Highland dancing through the pain

“Whenever I think about quitting, I just can’t imagine it,” said second-year St. Thomas University student Cindy Kimove. “It’s just been such a huge part of my life for my entire life that I can’t see myself stopping.”

Second-year St. Thomas University student Cindy Kimove is jumping her way back into the world of highland dance competitions after an injury last year forced her out of the Canadian Championship finals.

“I danced the first day of the competition and I hurt myself,” she said. “The physio people on site told me not to dance, but the next day was the actual championship. So I danced anyway.”

But Kimove quickly realized she had made a bad decision.

“I did one dance and I almost fell on the stage,” she said. “One of my metatarsals [a group of five bones in the foot] came out of its track and I was still jumping on it. When I finished my dance I tried to walk off the stage and I fell down. It swelled up and then I had to drop out of the competition.”

Kimove is one of the premiere highland dancers in Canada. She’s a member of the Scottish Dance Company of Canada and is currently the New Brunswick provincial champion. Among her many titles, she has placed in the top ten at the World Highland Dance Championships in Scotland.

Kimove said her injury has not deterred her from dancing. She’s currently training to get back on top of her game.

“[The Canadian Championships were] heartbreaking for me, but I’m slowly trying to work my way back up,” she said. “That’s part of my motivation. I want to do well at one more Canadians.”

Highland dance consists of dancers jumping repeatedly on their toes without the support that a ballet shoe has. This constant stress on the feet makes foot injuries very common.

“As soon as I decide to stop competing, I’m going to have to get foot surgery,” Kimove said. “I have two huge bunions on my feet that need surgery and they’ll also need to straighten out my big toe and put a pin in it.”

Kimove also needs to have her hips relocated every three months. But she said the pain is worth it.

“Whenever I think about quitting, I just can’t imagine it,” she said. “It’s just been such a huge part of my life for my entire life that I can’t see myself stopping.”

Although Kimove is a fierce competitor, she said performance is where her real passion for dance lies. She went to Cawthra Park Secondary School, a performance arts high school in Mississauga, Ont., where she was a dance major in ballet and modern.

Kimove gets to combine her love for highland dance with ballet and modern, while touring with the Scottish Dance Company of Canada. She danced on Broadway in New York City as part of Tartan Week – a venue she called one of her favourites.

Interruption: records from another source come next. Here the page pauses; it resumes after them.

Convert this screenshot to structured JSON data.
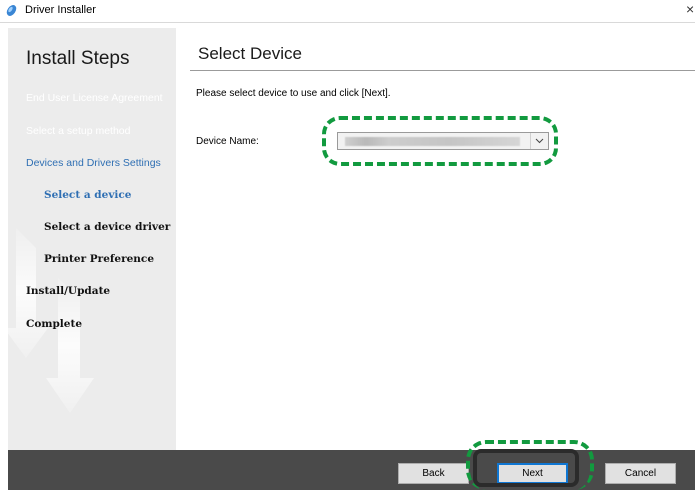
{
  "window": {
    "title": "Driver Installer",
    "close_glyph": "×"
  },
  "sidebar": {
    "heading": "Install Steps",
    "steps": [
      {
        "label": "End User License Agreement",
        "state": "done"
      },
      {
        "label": "Select a setup method",
        "state": "done"
      },
      {
        "label": "Devices and Drivers Settings",
        "state": "current"
      },
      {
        "label": "Select a device",
        "state": "current-sub"
      },
      {
        "label": "Select a device driver",
        "state": "pending-sub"
      },
      {
        "label": "Printer Preference",
        "state": "pending-sub"
      },
      {
        "label": "Install/Update",
        "state": "pending"
      },
      {
        "label": "Complete",
        "state": "pending"
      }
    ]
  },
  "main": {
    "heading": "Select Device",
    "instruction": "Please select device to use and click [Next].",
    "device_name_label": "Device Name:",
    "device_name_value": ""
  },
  "footer": {
    "back_label": "Back",
    "next_label": "Next",
    "cancel_label": "Cancel"
  },
  "colors": {
    "accent_blue": "#2f6fb3",
    "highlight_green": "#129a3f",
    "footer_bg": "#4a4a4a",
    "sidebar_bg": "#ececec"
  },
  "icons": {
    "app": "driver-installer-icon",
    "close": "close-icon",
    "dropdown": "chevron-down-icon"
  }
}
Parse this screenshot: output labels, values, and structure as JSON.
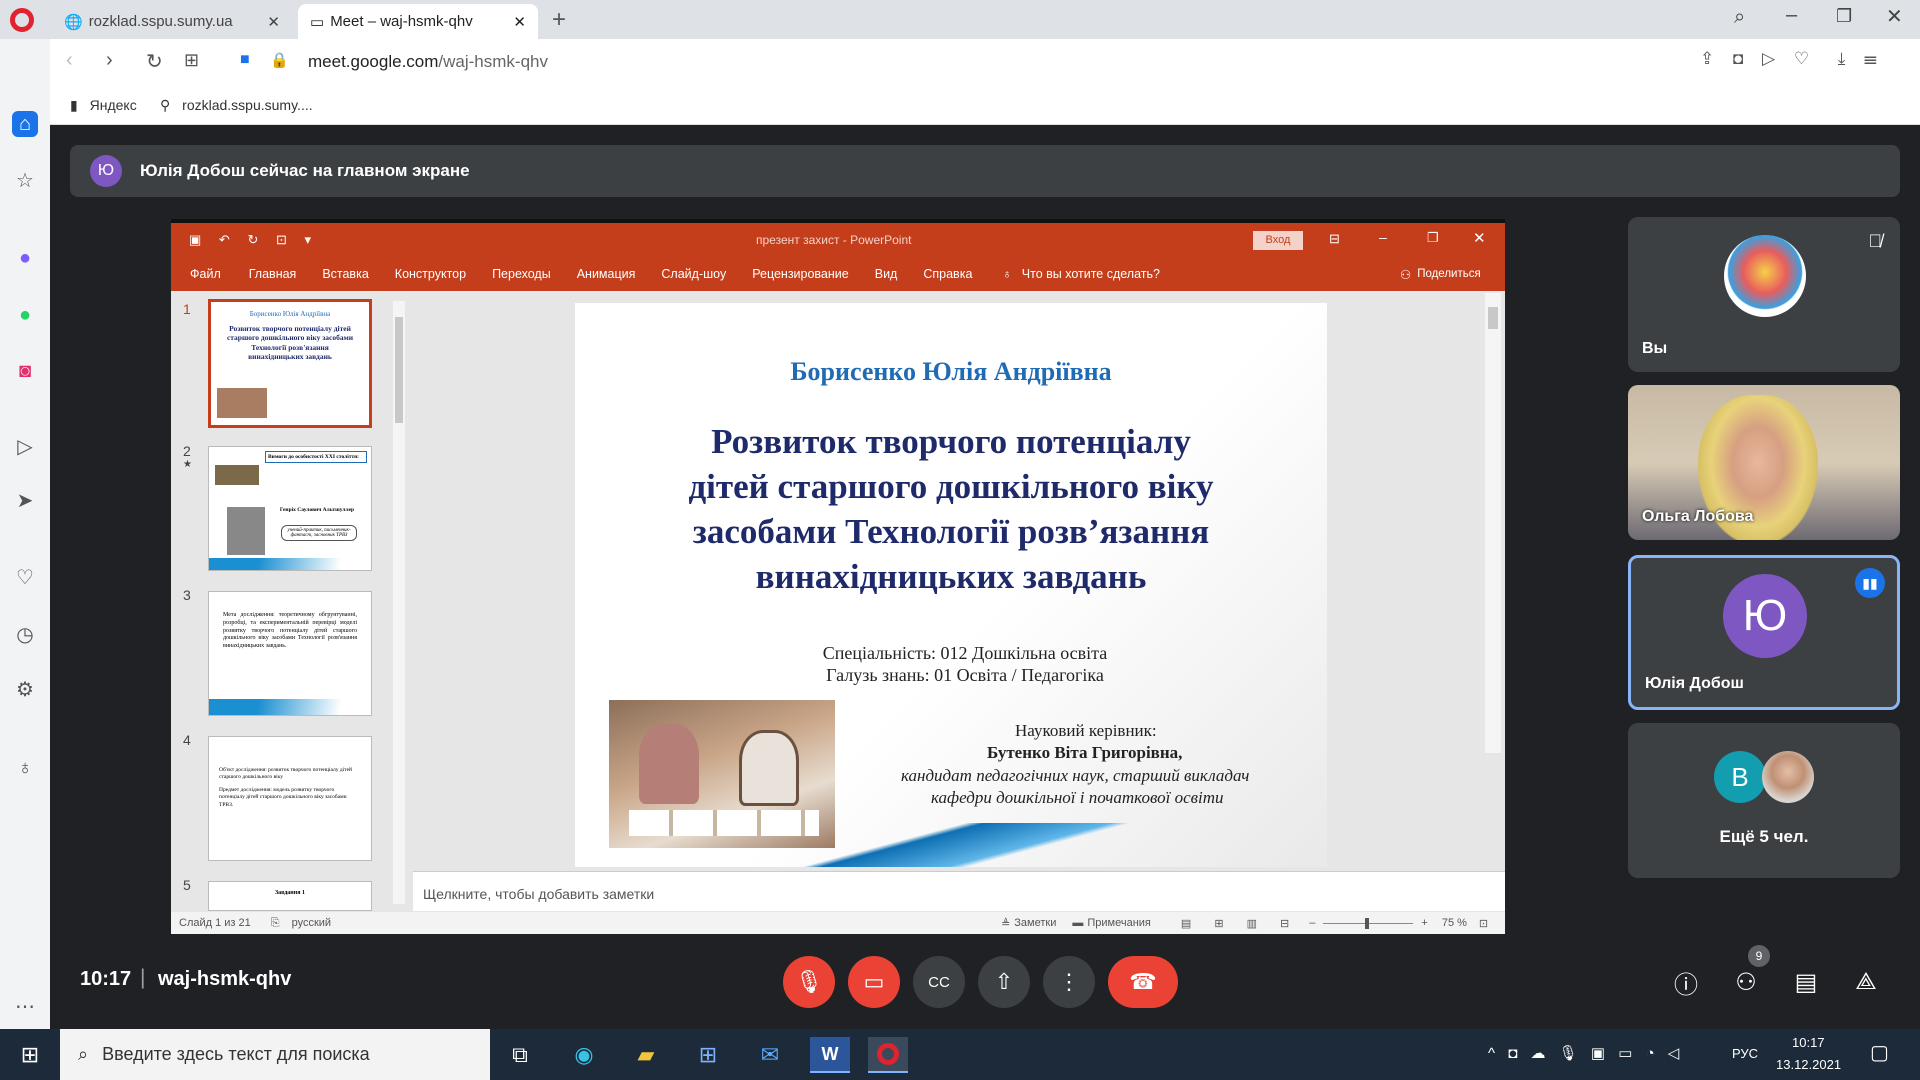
{
  "browser": {
    "tabs": [
      {
        "label": "rozklad.sspu.sumy.ua"
      },
      {
        "label": "Meet – waj-hsmk-qhv"
      }
    ],
    "url_domain": "meet.google.com",
    "url_path": "/waj-hsmk-qhv",
    "bookmarks": [
      "Яндекс",
      "rozklad.sspu.sumy...."
    ]
  },
  "meet": {
    "banner_avatar": "Ю",
    "banner_text": "Юлія Добош сейчас на главном экране",
    "time": "10:17",
    "separator": "|",
    "meeting_code": "waj-hsmk-qhv",
    "participants_count": "9",
    "tiles": {
      "you_label": "Вы",
      "olga_label": "Ольга Лобова",
      "yulia_avatar": "Ю",
      "yulia_label": "Юлія Добош",
      "more_avatar": "В",
      "more_label": "Ещё 5 чел."
    },
    "accent_blue": "#8ab4f8",
    "red": "#ea4335"
  },
  "powerpoint": {
    "doc_title": "презент захист  -  PowerPoint",
    "signin": "Вход",
    "menu": [
      "Файл",
      "Главная",
      "Вставка",
      "Конструктор",
      "Переходы",
      "Анимация",
      "Слайд-шоу",
      "Рецензирование",
      "Вид",
      "Справка"
    ],
    "tell_me": "Что вы хотите сделать?",
    "share": "Поделиться",
    "notes_placeholder": "Щелкните, чтобы добавить заметки",
    "status_slide": "Слайд 1 из 21",
    "status_lang": "русский",
    "status_notes": "Заметки",
    "status_comments": "Примечания",
    "zoom": "75 %",
    "thumb_numbers": [
      "1",
      "2",
      "3",
      "4",
      "5"
    ],
    "thumb1": {
      "author": "Борисенко Юлія Андріївна",
      "title": "Розвиток творчого потенціалу дітей старшого дошкільного віку засобами Технології розв'язання винахідницьких завдань"
    },
    "thumb2": {
      "heading": "Вимоги до особистості XXI століття:",
      "person": "Генріх Саулович Альтшуллер",
      "role": "учений-практик, письменник-фантаст, засновник ТРВЗ"
    },
    "thumb3": {
      "text": "Мета дослідження: теоретичному обгрунтуванні, розробці, та експериментальній перевірці моделі розвитку творчого потенціалу дітей старшого дошкільного віку засобами Технології розв'язання винахідницьких завдань."
    },
    "thumb4": {
      "text1": "Об'єкт дослідження: розвиток творчого потенціалу дітей старшого дошкільного віку",
      "text2": "Предмет дослідження: модель розвитку творчого потенціалу дітей старшого дошкільного віку засобами ТРВЗ."
    },
    "thumb5": {
      "text": "Завдання 1"
    },
    "brand_color": "#c43e1c"
  },
  "slide": {
    "author": "Борисенко Юлія Андріївна",
    "title_lines": [
      "Розвиток творчого потенціалу",
      "дітей старшого дошкільного віку",
      "засобами Технології розв’язання",
      "винахідницьких завдань"
    ],
    "specialty": "Спеціальність: 012 Дошкільна освіта",
    "field": "Галузь знань: 01 Освіта / Педагогіка",
    "supervisor_label": "Науковий керівник:",
    "supervisor_name": "Бутенко Віта Григорівна,",
    "supervisor_title_1": "кандидат педагогічних наук, старший викладач",
    "supervisor_title_2": "кафедри дошкільної і початкової освіти"
  },
  "taskbar": {
    "search_placeholder": "Введите здесь текст для поиска",
    "lang": "РУС",
    "time": "10:17",
    "date": "13.12.2021"
  }
}
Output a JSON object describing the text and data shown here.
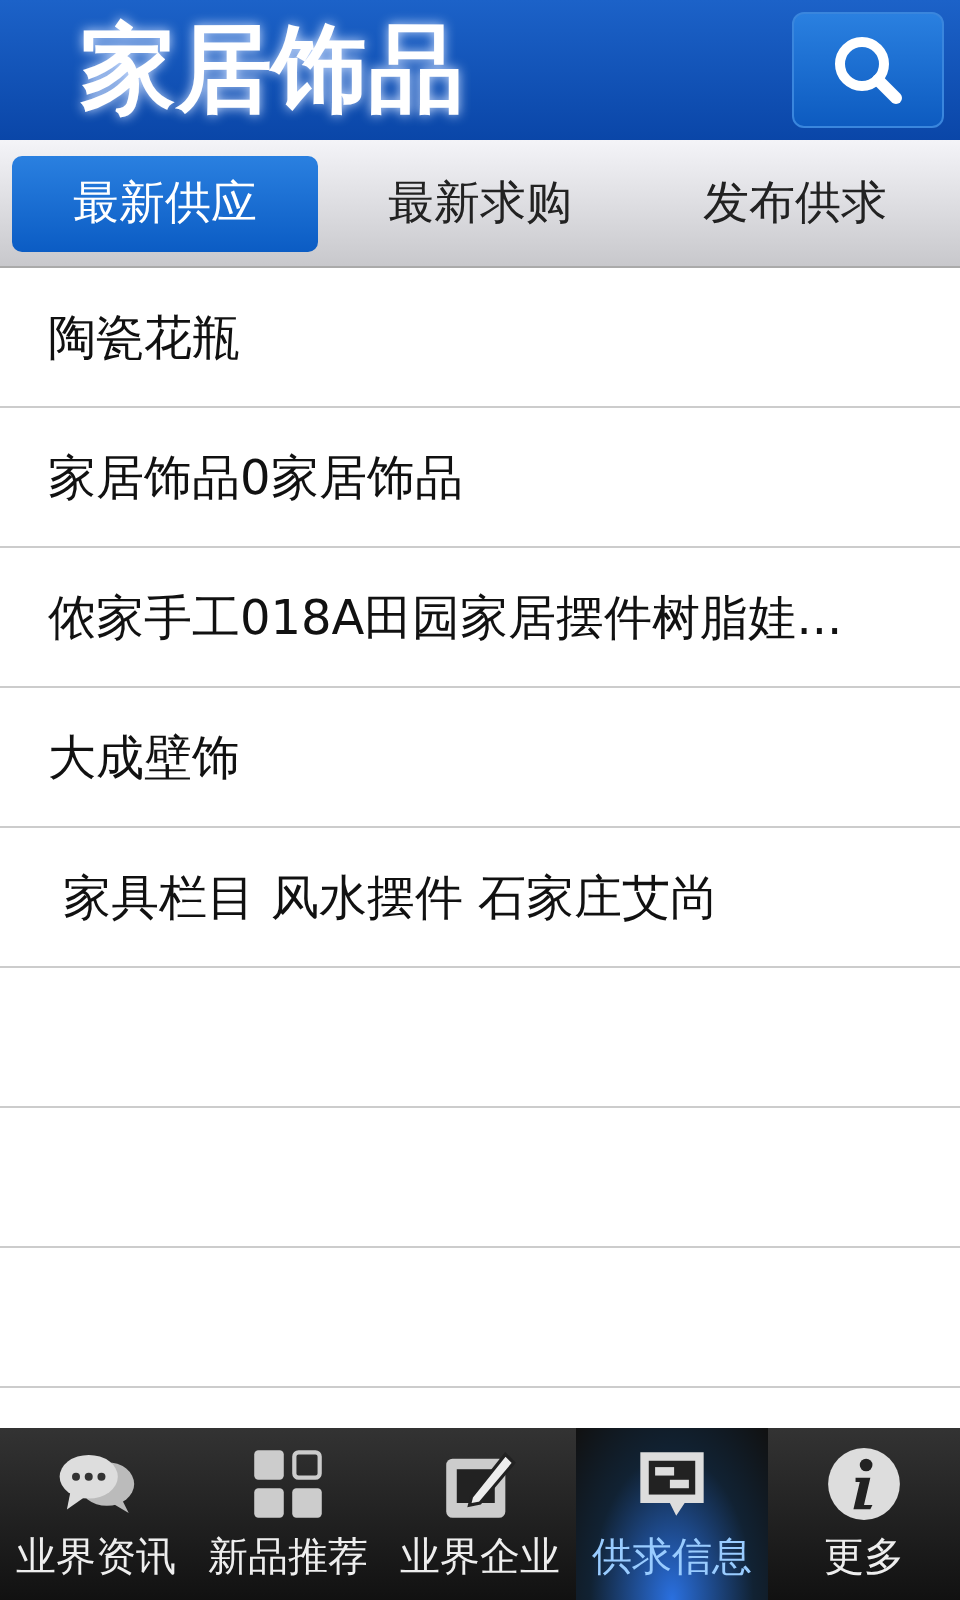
{
  "header": {
    "title": "家居饰品"
  },
  "tabs": [
    {
      "label": "最新供应",
      "selected": true
    },
    {
      "label": "最新求购",
      "selected": false
    },
    {
      "label": "发布供求",
      "selected": false
    }
  ],
  "list": [
    "陶瓷花瓶",
    "家居饰品0家居饰品",
    "侬家手工018A田园家居摆件树脂娃...",
    "大成壁饰",
    " 家具栏目 风水摆件 石家庄艾尚"
  ],
  "nav": [
    {
      "label": "业界资讯",
      "kind": "chat",
      "selected": false
    },
    {
      "label": "新品推荐",
      "kind": "grid",
      "selected": false
    },
    {
      "label": "业界企业",
      "kind": "edit",
      "selected": false
    },
    {
      "label": "供求信息",
      "kind": "message",
      "selected": true
    },
    {
      "label": "更多",
      "kind": "info",
      "selected": false
    }
  ]
}
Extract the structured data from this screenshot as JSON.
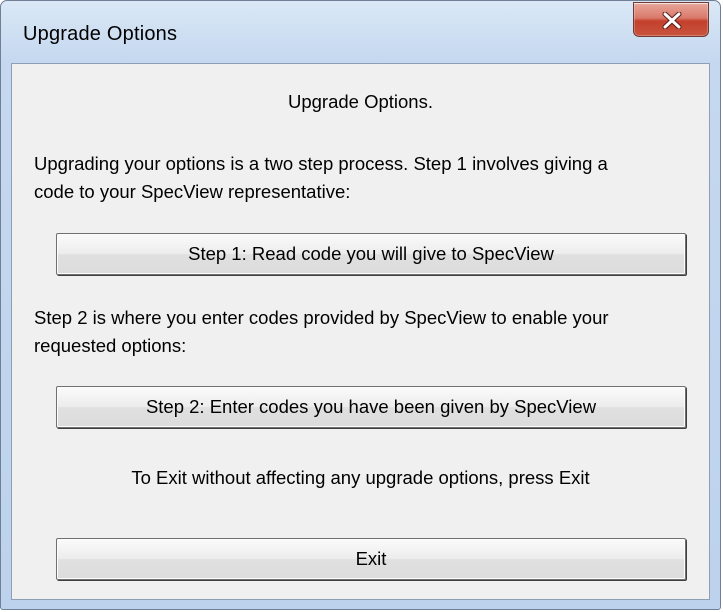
{
  "window": {
    "title": "Upgrade Options"
  },
  "content": {
    "heading": "Upgrade Options.",
    "step1_text_line1": "Upgrading your options is a two step process.  Step 1 involves giving a",
    "step1_text_line2": "code to your SpecView representative:",
    "step1_button": "Step 1: Read code you will give to SpecView",
    "step2_text_line1": "Step 2 is where you enter codes provided by SpecView to enable your",
    "step2_text_line2": "requested options:",
    "step2_button": "Step 2: Enter codes you have been given by SpecView",
    "exit_note": "To Exit without affecting any upgrade options, press Exit",
    "exit_button": "Exit"
  },
  "icons": {
    "close": "close-icon"
  },
  "colors": {
    "close_button": "#c9543f",
    "client_background": "#f0f0f0",
    "frame": "#c5d8ef"
  }
}
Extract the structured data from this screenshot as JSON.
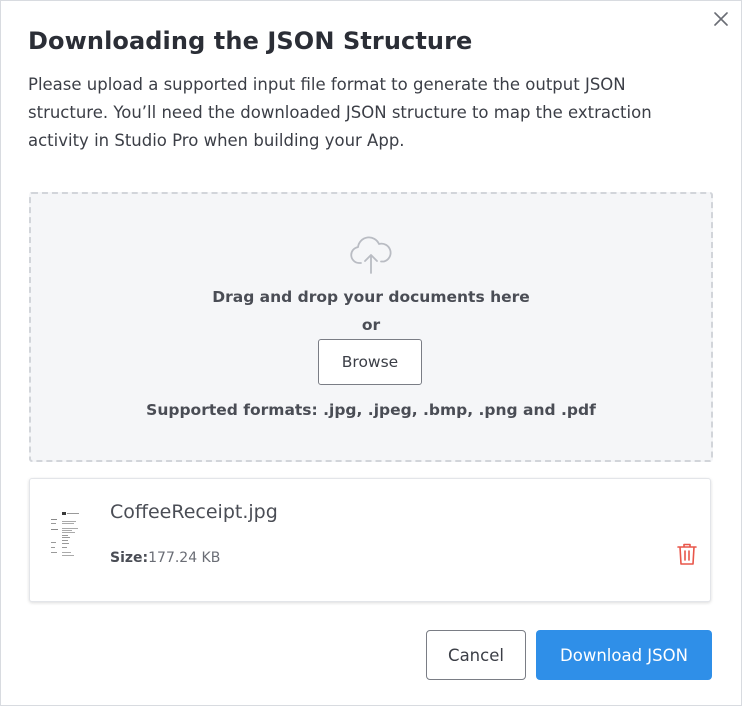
{
  "dialog": {
    "title": "Downloading the JSON Structure",
    "description": "Please upload a supported input file format to generate the output JSON structure. You’ll need the downloaded JSON structure to map the extraction activity in Studio Pro when building your App.",
    "close_icon": "close-icon"
  },
  "dropzone": {
    "icon": "cloud-upload-icon",
    "drag_text": "Drag and drop your documents here",
    "or_text": "or",
    "browse_label": "Browse",
    "formats_text": "Supported formats: .jpg, .jpeg, .bmp, .png and .pdf"
  },
  "file": {
    "name": "CoffeeReceipt.jpg",
    "size_label": "Size:",
    "size_value": "177.24 KB",
    "thumbnail_icon": "receipt-thumbnail",
    "delete_icon": "trash-icon"
  },
  "footer": {
    "cancel_label": "Cancel",
    "download_label": "Download JSON"
  },
  "colors": {
    "primary": "#2f8fe8",
    "delete": "#e8564a",
    "dropzone_bg": "#f5f6f8",
    "border": "#d2d5da"
  }
}
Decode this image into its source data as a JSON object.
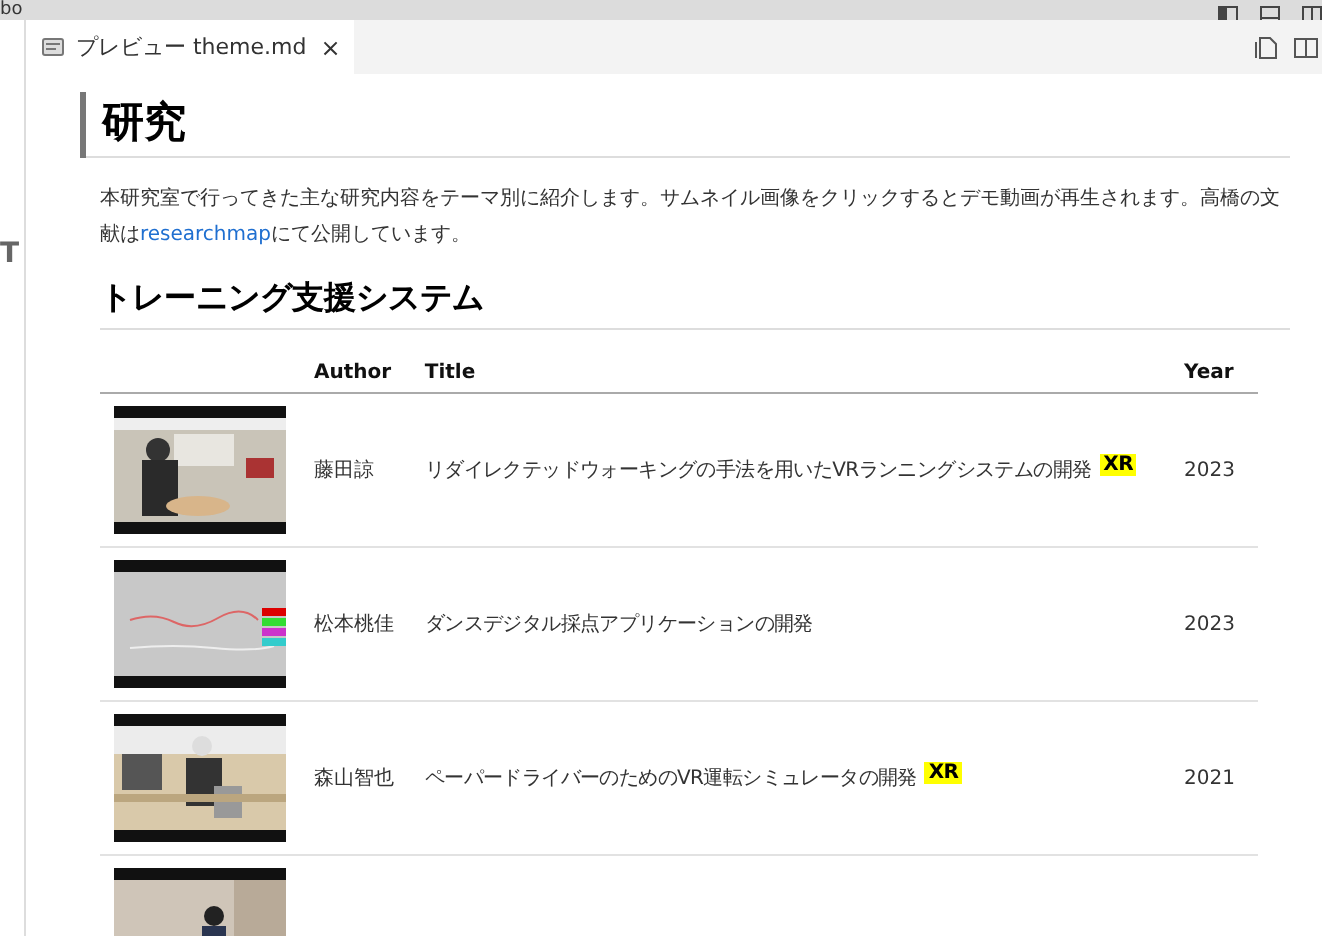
{
  "title_bar": {
    "text": "bo"
  },
  "tabs": [
    {
      "label": "プレビュー theme.md",
      "selected": true,
      "close": "×"
    }
  ],
  "sidebar": {
    "glyph": "T"
  },
  "document": {
    "heading": "研究",
    "intro": {
      "before": "本研究室で行ってきた主な研究内容をテーマ別に紹介します。サムネイル画像をクリックするとデモ動画が再生されます。高橋の文献は",
      "link": "researchmap",
      "after": "にて公開しています。"
    },
    "section": "トレーニング支援システム",
    "table": {
      "columns": [
        "",
        "Author",
        "Title",
        "Year"
      ],
      "rows": [
        {
          "thumbnail": {
            "kind": "picture"
          },
          "author": "藤田諒",
          "title": "リダイレクテッドウォーキングの手法を用いたVRランニングシステムの開発",
          "badge": "XR",
          "year": "2023"
        },
        {
          "thumbnail": {
            "kind": "picture"
          },
          "author": "松本桃佳",
          "title": "ダンスデジタル採点アプリケーションの開発",
          "year": "2023"
        },
        {
          "thumbnail": {
            "kind": "picture"
          },
          "author": "森山智也",
          "title": "ペーパードライバーのためのVR運転シミュレータの開発",
          "badge": "XR",
          "year": "2021"
        },
        {
          "thumbnail": {
            "kind": "picture"
          }
        }
      ]
    }
  }
}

“It was probably one the best audiences I’ve ever danced for. It was sold out, packed and it was crazy,” she said. “You just get goosebumps when you dance for an audience like that.”

Kimove says highland dance is limited in its traditional moves, so she likes choreographed dances that allow for more diversity.

“It gives more room for creativity. It shows off to an audience all the things you can do with your body,” she said. “Highland dancing is so restricting in its movements. But when you do stuff that has ballet and modern mixed in, you can just fly across the stage.”

When she’s not touring across North America, winning championships or going to class at STU, Kimove also teaches highland dance and choreographs as well. She’s lending her experience at Scot Dance New Brunswick Elite Camp in February, where she’ll be pushing the province’s top dancers to look into performance rather than focusing solely on competing.

“The Maritimes are overlooked a lot in highland dancing, but I know that New Brunswick is really pushing to be noticed right now on the national level,” she said.

With two years left at STU, Kimove is excited to continue to lend her experience and diversity to New Brunswick’s dance scene.
“New Brunswick has really stepped up its game in the last few years,” she said. “I’m excited about the direction it’s going in.”